Problem details
In the following listing, find the lines containing "date" and report them.

Data for this task
● ● ● ●

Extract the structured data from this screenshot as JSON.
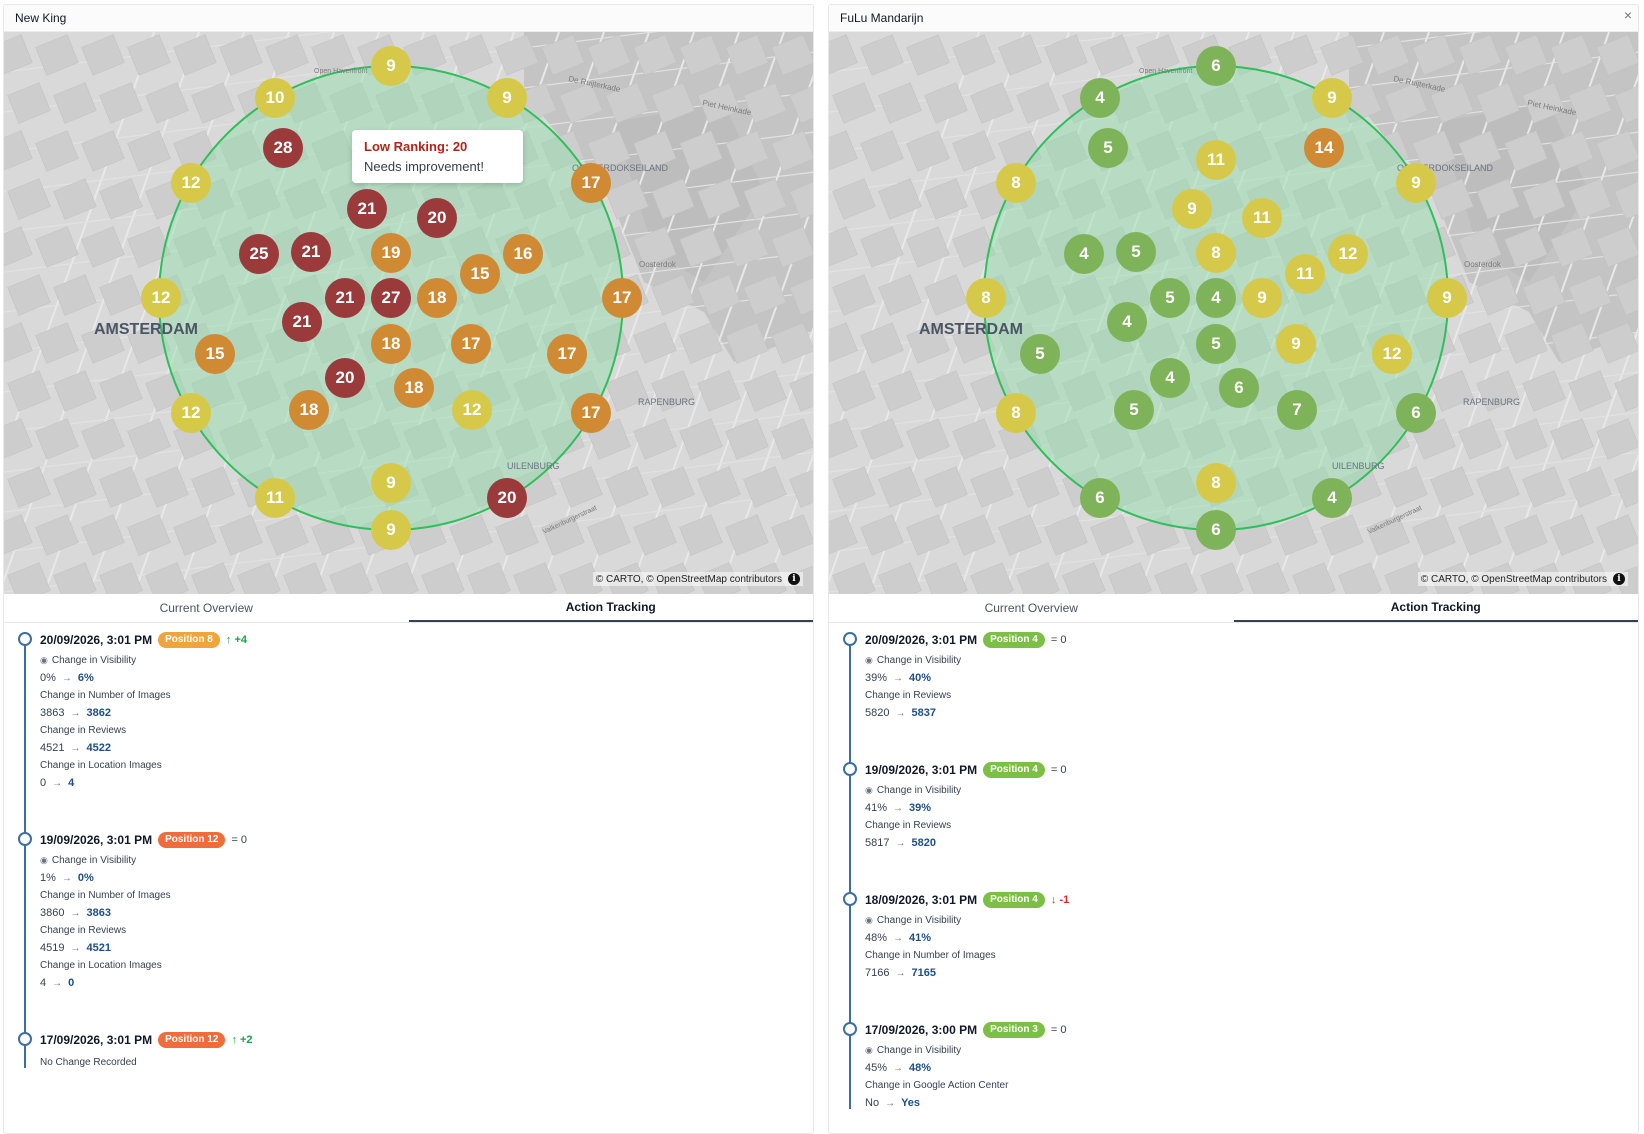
{
  "panels": [
    {
      "title": "New King",
      "close": "",
      "attribution": "© CARTO, © OpenStreetMap contributors",
      "tooltip": {
        "title": "Low Ranking: 20",
        "message": "Needs improvement!"
      },
      "map_labels": [
        "AMSTERDAM",
        "OOSTERDOKSEILAND",
        "RAPENBURG",
        "UILENBURG",
        "Oosterdok",
        "De Ruijterkade",
        "Piet Heinkade",
        "Open Havenfront",
        "Valkenburgerstraat"
      ],
      "markers": [
        "9",
        "10",
        "9",
        "28",
        "12",
        "17",
        "21",
        "20",
        "25",
        "21",
        "19",
        "16",
        "15",
        "12",
        "21",
        "27",
        "18",
        "17",
        "21",
        "15",
        "18",
        "17",
        "17",
        "20",
        "18",
        "12",
        "18",
        "12",
        "17",
        "11",
        "9",
        "20",
        "9"
      ],
      "tabs": [
        "Current Overview",
        "Action Tracking"
      ],
      "active_tab": "Action Tracking",
      "entries": [
        {
          "date": "20/09/2026, 3:01 PM",
          "badge": "Position 8",
          "delta": "+4",
          "delta_type": "up",
          "changes": [
            {
              "label": "Change in Visibility",
              "from": "0%",
              "to": "6%"
            },
            {
              "label": "Change in Number of Images",
              "from": "3863",
              "to": "3862"
            },
            {
              "label": "Change in Reviews",
              "from": "4521",
              "to": "4522"
            },
            {
              "label": "Change in Location Images",
              "from": "0",
              "to": "4"
            }
          ]
        },
        {
          "date": "19/09/2026, 3:01 PM",
          "badge": "Position 12",
          "delta": "= 0",
          "delta_type": "eq",
          "changes": [
            {
              "label": "Change in Visibility",
              "from": "1%",
              "to": "0%"
            },
            {
              "label": "Change in Number of Images",
              "from": "3860",
              "to": "3863"
            },
            {
              "label": "Change in Reviews",
              "from": "4519",
              "to": "4521"
            },
            {
              "label": "Change in Location Images",
              "from": "4",
              "to": "0"
            }
          ]
        },
        {
          "date": "17/09/2026, 3:01 PM",
          "badge": "Position 12",
          "delta": "+2",
          "delta_type": "up",
          "no_change": "No Change Recorded"
        }
      ]
    },
    {
      "title": "FuLu Mandarijn",
      "close": "×",
      "attribution": "© CARTO, © OpenStreetMap contributors",
      "map_labels": [
        "AMSTERDAM",
        "OOSTERDOKSEILAND",
        "RAPENBURG",
        "UILENBURG",
        "Oosterdok",
        "De Ruijterkade",
        "Piet Heinkade",
        "Open Havenfront",
        "Valkenburgerstraat"
      ],
      "markers": [
        "6",
        "4",
        "9",
        "5",
        "14",
        "11",
        "8",
        "9",
        "9",
        "11",
        "4",
        "5",
        "8",
        "12",
        "11",
        "8",
        "5",
        "4",
        "9",
        "9",
        "4",
        "5",
        "9",
        "5",
        "12",
        "4",
        "6",
        "5",
        "7",
        "8",
        "6",
        "8",
        "6",
        "4",
        "6"
      ],
      "tabs": [
        "Current Overview",
        "Action Tracking"
      ],
      "active_tab": "Action Tracking",
      "entries": [
        {
          "date": "20/09/2026, 3:01 PM",
          "badge": "Position 4",
          "delta": "= 0",
          "delta_type": "eq",
          "changes": [
            {
              "label": "Change in Visibility",
              "from": "39%",
              "to": "40%"
            },
            {
              "label": "Change in Reviews",
              "from": "5820",
              "to": "5837"
            }
          ]
        },
        {
          "date": "19/09/2026, 3:01 PM",
          "badge": "Position 4",
          "delta": "= 0",
          "delta_type": "eq",
          "changes": [
            {
              "label": "Change in Visibility",
              "from": "41%",
              "to": "39%"
            },
            {
              "label": "Change in Reviews",
              "from": "5817",
              "to": "5820"
            }
          ]
        },
        {
          "date": "18/09/2026, 3:01 PM",
          "badge": "Position 4",
          "delta": "-1",
          "delta_type": "down",
          "changes": [
            {
              "label": "Change in Visibility",
              "from": "48%",
              "to": "41%"
            },
            {
              "label": "Change in Number of Images",
              "from": "7166",
              "to": "7165"
            }
          ]
        },
        {
          "date": "17/09/2026, 3:00 PM",
          "badge": "Position 3",
          "delta": "= 0",
          "delta_type": "eq",
          "changes": [
            {
              "label": "Change in Visibility",
              "from": "45%",
              "to": "48%"
            },
            {
              "label": "Change in Google Action Center",
              "from": "No",
              "to": "Yes"
            }
          ]
        }
      ]
    }
  ],
  "colors": {
    "rank_good": "#7fb35a",
    "rank_mid": "#d6c94a",
    "rank_poor": "#cf8a33",
    "rank_bad": "#9b3a3a",
    "badge_orange": "#f0a43a",
    "badge_red": "#f26b3a",
    "badge_green": "#7cbf45",
    "circle_stroke": "#2fbf5a",
    "circle_fill": "#8fe0a8",
    "timeline": "#3b6ea5",
    "new_value": "#1e4e8c"
  }
}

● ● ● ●

Output of the exercise
          "date": "20/09/2026, 3:01 PM",
          "date": "19/09/2026, 3:01 PM",
          "date": "17/09/2026, 3:01 PM",
          "date": "20/09/2026, 3:01 PM",
          "date": "19/09/2026, 3:01 PM",
          "date": "18/09/2026, 3:01 PM",
          "date": "17/09/2026, 3:00 PM",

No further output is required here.